> What the task asks
Within the listing, how many lines hold the word "label"? Give the number by itself.

> Information supplied
╭──

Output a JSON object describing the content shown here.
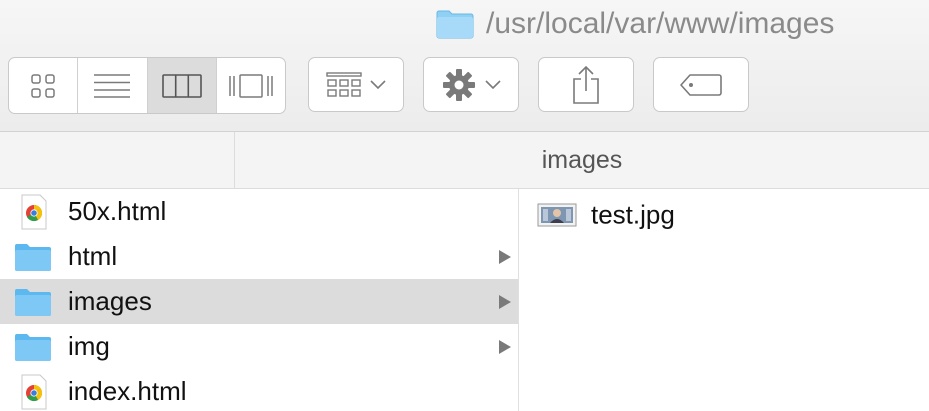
{
  "window": {
    "path_title": "/usr/local/var/www/images"
  },
  "toolbar": {
    "view_modes": [
      {
        "name": "icon-view",
        "active": false
      },
      {
        "name": "list-view",
        "active": false
      },
      {
        "name": "column-view",
        "active": true
      },
      {
        "name": "cover-flow-view",
        "active": false
      }
    ],
    "buttons": [
      "arrange",
      "action",
      "share",
      "tags"
    ]
  },
  "column_header": {
    "title": "images"
  },
  "column1": {
    "items": [
      {
        "label": "50x.html",
        "type": "html-file",
        "has_children": false,
        "selected": false
      },
      {
        "label": "html",
        "type": "folder",
        "has_children": true,
        "selected": false
      },
      {
        "label": "images",
        "type": "folder",
        "has_children": true,
        "selected": true
      },
      {
        "label": "img",
        "type": "folder",
        "has_children": true,
        "selected": false
      },
      {
        "label": "index.html",
        "type": "html-file",
        "has_children": false,
        "selected": false
      }
    ]
  },
  "column2": {
    "items": [
      {
        "label": "test.jpg",
        "type": "image-file"
      }
    ]
  },
  "colors": {
    "folder": "#6fc3f3",
    "selection": "#dcdcdc",
    "toolbar": "#ececec"
  }
}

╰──

> Answer section
6